About 4,000 Londoners a year are estimated to be dying prematurely due to the effects of air pollution.
London has become a global exemplar in the take-up of electric vehicles. The number of fully electric vehicles increased by 53 per cent in the 12 months to last September and Mayor Sadiq Khan aims to make the capital carbon neutral by 2030.
About one in 20 cars in London are either “battery electric” or plug-in hybrids — the highest percentage of any UK region. But experts said London needs to go further.
Thom Groot, chief executive of The Electric Car Scheme, said: “Transport is our biggest source of carbon emissions, but fossil fuel cars are still easily outselling fully electric ones, which made up only 16.6 per cent of new car sales last year.
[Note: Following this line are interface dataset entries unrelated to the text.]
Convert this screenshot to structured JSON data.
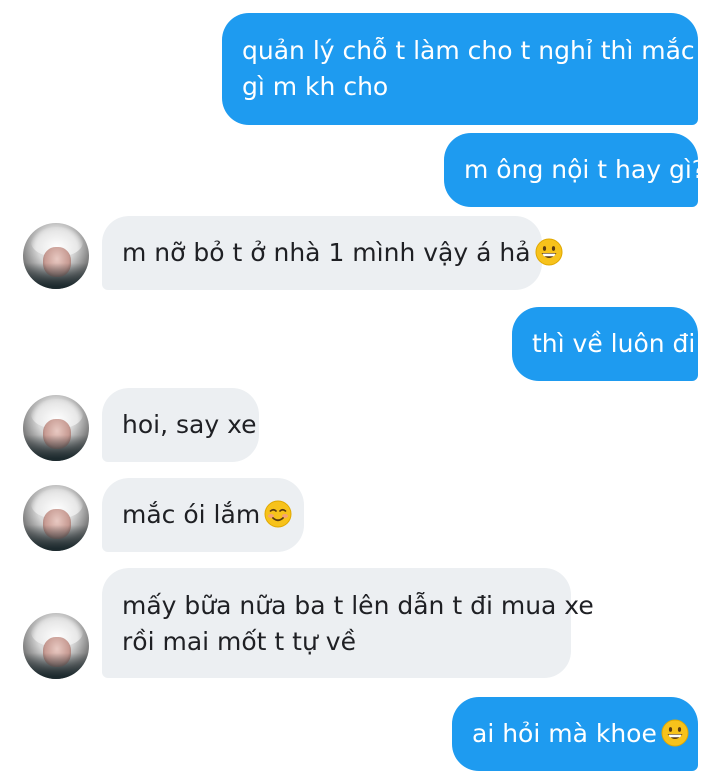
{
  "colors": {
    "sent_bubble": "#1e9bf0",
    "received_bubble": "#eceff2",
    "sent_text": "#ffffff",
    "received_text": "#1f2024"
  },
  "messages": [
    {
      "direction": "sent",
      "lines": [
        "quản lý chỗ t làm cho t nghỉ thì mắc",
        "gì m kh cho"
      ]
    },
    {
      "direction": "sent",
      "lines": [
        "m ông nội t hay gì?"
      ]
    },
    {
      "direction": "received",
      "lines": [
        "m nỡ bỏ t ở nhà 1 mình vậy á hả"
      ],
      "emoji": "grinning-face"
    },
    {
      "direction": "sent",
      "lines": [
        "thì về luôn đi"
      ]
    },
    {
      "direction": "received",
      "lines": [
        "hoi, say xe"
      ]
    },
    {
      "direction": "received",
      "lines": [
        "mắc ói lắm"
      ],
      "emoji": "smiling-face"
    },
    {
      "direction": "received",
      "lines": [
        "mấy bữa nữa ba t lên dẫn t đi mua xe",
        "rồi mai mốt t tự về"
      ]
    },
    {
      "direction": "sent",
      "lines": [
        "ai hỏi mà khoe"
      ],
      "emoji": "grinning-face"
    }
  ]
}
In Norway that figure was 79.9 per cent.”
London has more than 11,000 public charging points but more are needed — 60 per cent of Londoners don’t have off-street parking.
A postcode lottery has emerged — with wealthy areas such as Kensington having hundreds of chargers, but Bexley as well as Barking and Dagenham having barely a handful.
At least 40,000 more chargers are needed by 2030 — of which 10 per cent should be rapid, meaning they deliver a full charge in less than an hour. There are indications that “range anxiety” — the fear of running out of battery power on a journey — is being replaced with “charging anxiety” as a barrier to the uptake of electric vehicles.
Jonathan Goodman of Polestar, an electric car manufacturer, said: “It would be farcical if we developed the car of the future and were let down by the infrastructure of the past.”
Dominic Phinn, who works on the Climate Group’s EV100 global initiative to encourage take-up of electric vehicles, said: “There’s plenty of cause for optimism — but we need to get our foot on the gas.”